After going through the ritual cleansing in the waterfalls and saying prayers in dark caves, pilgrims proceed to Santos Kalbaryo.
The hike to Santos Kalbaryo is like going up an uneven, moss-covered staircase in Middle-earth. It a treacherous climb. In a make-shift shed we rested next to a pair of vintage tapayan secured permanently by growing vines. Old folks say it used to hold drinking water for the pilgrims.
Banahaw traditions ranges from being an altar of Filipino hero Jose Rizal to extra-terrestrial airport of UFOs. It is only in this part of our country where folk Catholicism is blended with nationalistic fervor, combined with ancient alien theories akin to legendary cities of Lemuria and Atlantis.
Most popular of the Banahaw legends relates to the transferring of Calvary from Jerusalem to Mount Banahaw by four angels. This legend explains to this day the generations of pilgrims making their way to Mount Banahaw in the same tradition of the Via Crucis.
Upon reaching the Santos Kalbaryo, it is a custom among pilgrims to leave a piece of stone they’ve been carrying from the start of the pilgrimage at the foot of the three crosses. The view of the lowlands and the sea and the neighboring mountains of Masalakot and Cristobal are breathtaking from Santos Kalbaryo.
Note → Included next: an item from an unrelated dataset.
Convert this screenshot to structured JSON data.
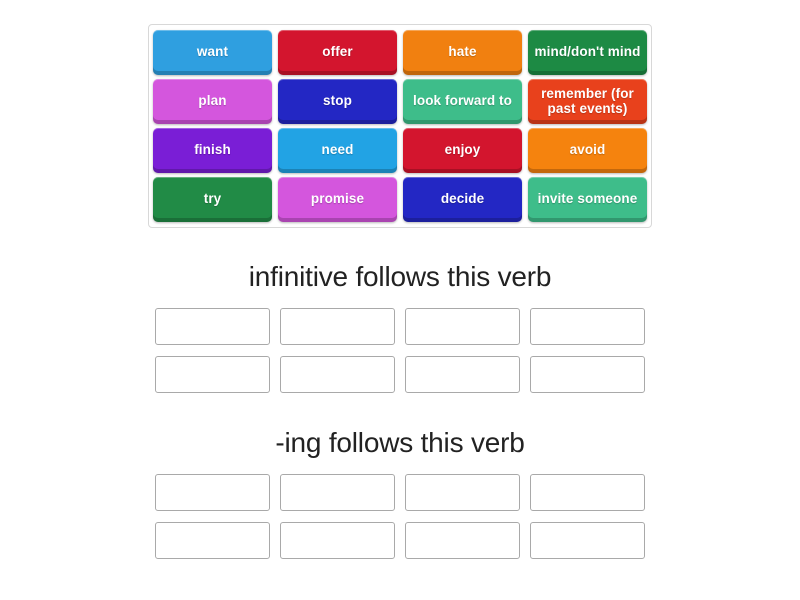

For local Banahaw folks, plans of commercializing Mount Banahaw as a tourist spot is a threat to its spiritual tradition. The hundred of pilgrims who come to this holy mountain are not tourists. They go to Mount Banahaw to offer prayers of thanks and to ask forgiveness and grace. Thus, just like in any other sacred ground, Mount Banahaw commands utmost respect from those who come to this holy mountain.